• _Source records_:
┌──

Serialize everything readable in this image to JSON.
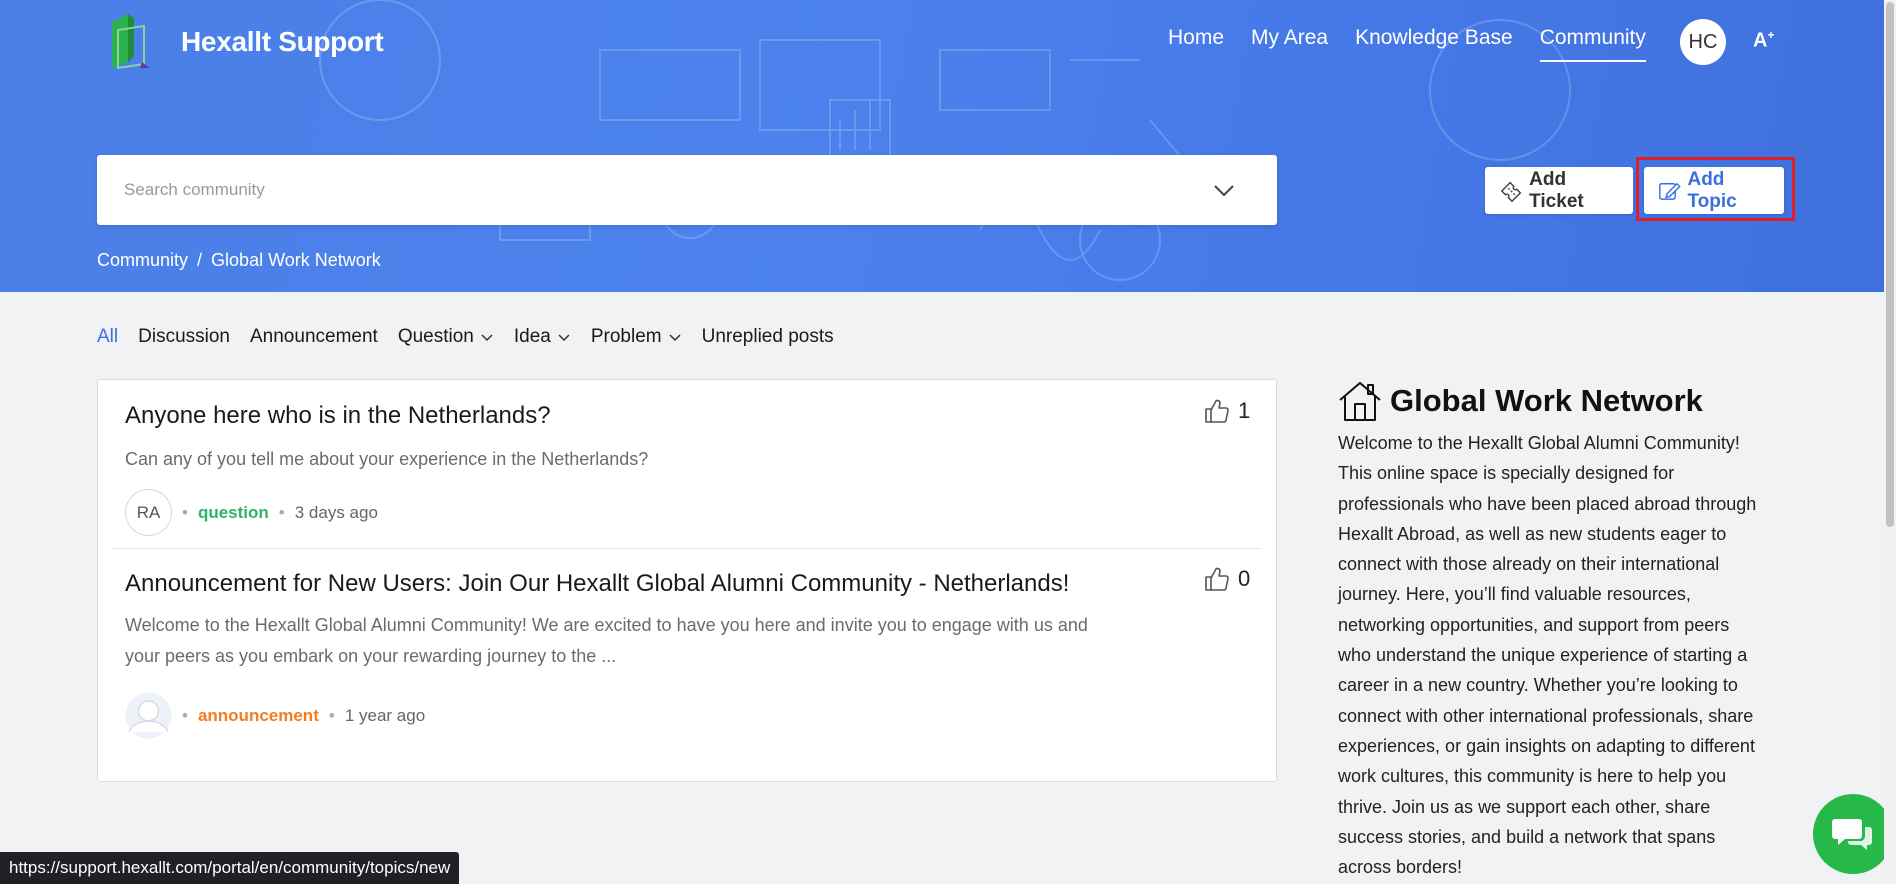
{
  "header": {
    "brand": "Hexallt Support",
    "nav": [
      {
        "label": "Home",
        "active": false
      },
      {
        "label": "My Area",
        "active": false
      },
      {
        "label": "Knowledge Base",
        "active": false
      },
      {
        "label": "Community",
        "active": true
      }
    ],
    "avatar_initials": "HC",
    "accessibility_label": "A",
    "accessibility_sup": "+"
  },
  "search": {
    "placeholder": "Search community"
  },
  "actions": {
    "add_ticket": "Add Ticket",
    "add_topic": "Add Topic"
  },
  "breadcrumb": {
    "root": "Community",
    "separator": "/",
    "current": "Global Work Network"
  },
  "filters": {
    "items": [
      {
        "label": "All",
        "active": true,
        "dropdown": false
      },
      {
        "label": "Discussion",
        "active": false,
        "dropdown": false
      },
      {
        "label": "Announcement",
        "active": false,
        "dropdown": false
      },
      {
        "label": "Question",
        "active": false,
        "dropdown": true
      },
      {
        "label": "Idea",
        "active": false,
        "dropdown": true
      },
      {
        "label": "Problem",
        "active": false,
        "dropdown": true
      },
      {
        "label": "Unreplied posts",
        "active": false,
        "dropdown": false
      }
    ]
  },
  "topics": [
    {
      "title": "Anyone here who is in the Netherlands?",
      "description": "Can any of you tell me about your experience in the Netherlands?",
      "likes": "1",
      "author_initials": "RA",
      "tag": "question",
      "time": "3 days ago"
    },
    {
      "title": "Announcement for New Users: Join Our Hexallt Global Alumni Community - Netherlands!",
      "description_line1": "Welcome to the Hexallt Global Alumni Community! We are excited to have you here and invite you to engage with us and",
      "description_line2": "your peers as you embark on your rewarding journey to the ...",
      "likes": "0",
      "tag": "announcement",
      "time": "1 year ago"
    }
  ],
  "sidebar": {
    "title": "Global Work Network",
    "text": "Welcome to the Hexallt Global Alumni Community! This online space is specially designed for professionals who have been placed abroad through Hexallt Abroad, as well as new students eager to connect with those already on their international journey. Here, you’ll find valuable resources, networking opportunities, and support from peers who understand the unique experience of starting a career in a new country. Whether you’re looking to connect with other international professionals, share experiences, or gain insights on adapting to different work cultures, this community is here to help you thrive. Join us as we support each other, share success stories, and build a network that spans across borders!"
  },
  "status_bar": {
    "url": "https://support.hexallt.com/portal/en/community/topics/new"
  },
  "colors": {
    "hero": "#4a7fe6",
    "accent": "#3a6fe0",
    "question_tag": "#2fb36a",
    "announcement_tag": "#f07d23",
    "chat_button": "#27b84a",
    "highlight": "#e01e2b"
  }
}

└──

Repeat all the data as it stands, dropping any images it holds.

Serialize everything readable in this image to JSON.
{
  "header": {
    "brand": "Hexallt Support",
    "nav": [
      {
        "label": "Home",
        "active": false
      },
      {
        "label": "My Area",
        "active": false
      },
      {
        "label": "Knowledge Base",
        "active": false
      },
      {
        "label": "Community",
        "active": true
      }
    ],
    "avatar_initials": "HC",
    "accessibility_label": "A",
    "accessibility_sup": "+"
  },
  "search": {
    "placeholder": "Search community"
  },
  "actions": {
    "add_ticket": "Add Ticket",
    "add_topic": "Add Topic"
  },
  "breadcrumb": {
    "root": "Community",
    "separator": "/",
    "current": "Global Work Network"
  },
  "filters": {
    "items": [
      {
        "label": "All",
        "active": true,
        "dropdown": false
      },
      {
        "label": "Discussion",
        "active": false,
        "dropdown": false
      },
      {
        "label": "Announcement",
        "active": false,
        "dropdown": false
      },
      {
        "label": "Question",
        "active": false,
        "dropdown": true
      },
      {
        "label": "Idea",
        "active": false,
        "dropdown": true
      },
      {
        "label": "Problem",
        "active": false,
        "dropdown": true
      },
      {
        "label": "Unreplied posts",
        "active": false,
        "dropdown": false
      }
    ]
  },
  "topics": [
    {
      "title": "Anyone here who is in the Netherlands?",
      "description": "Can any of you tell me about your experience in the Netherlands?",
      "likes": "1",
      "author_initials": "RA",
      "tag": "question",
      "time": "3 days ago"
    },
    {
      "title": "Announcement for New Users: Join Our Hexallt Global Alumni Community - Netherlands!",
      "description_line1": "Welcome to the Hexallt Global Alumni Community! We are excited to have you here and invite you to engage with us and",
      "description_line2": "your peers as you embark on your rewarding journey to the ...",
      "likes": "0",
      "tag": "announcement",
      "time": "1 year ago"
    }
  ],
  "sidebar": {
    "title": "Global Work Network",
    "text": "Welcome to the Hexallt Global Alumni Community! This online space is specially designed for professionals who have been placed abroad through Hexallt Abroad, as well as new students eager to connect with those already on their international journey. Here, you’ll find valuable resources, networking opportunities, and support from peers who understand the unique experience of starting a career in a new country. Whether you’re looking to connect with other international professionals, share experiences, or gain insights on adapting to different work cultures, this community is here to help you thrive. Join us as we support each other, share success stories, and build a network that spans across borders!"
  },
  "status_bar": {
    "url": "https://support.hexallt.com/portal/en/community/topics/new"
  },
  "colors": {
    "hero": "#4a7fe6",
    "accent": "#3a6fe0",
    "question_tag": "#2fb36a",
    "announcement_tag": "#f07d23",
    "chat_button": "#27b84a",
    "highlight": "#e01e2b"
  }
}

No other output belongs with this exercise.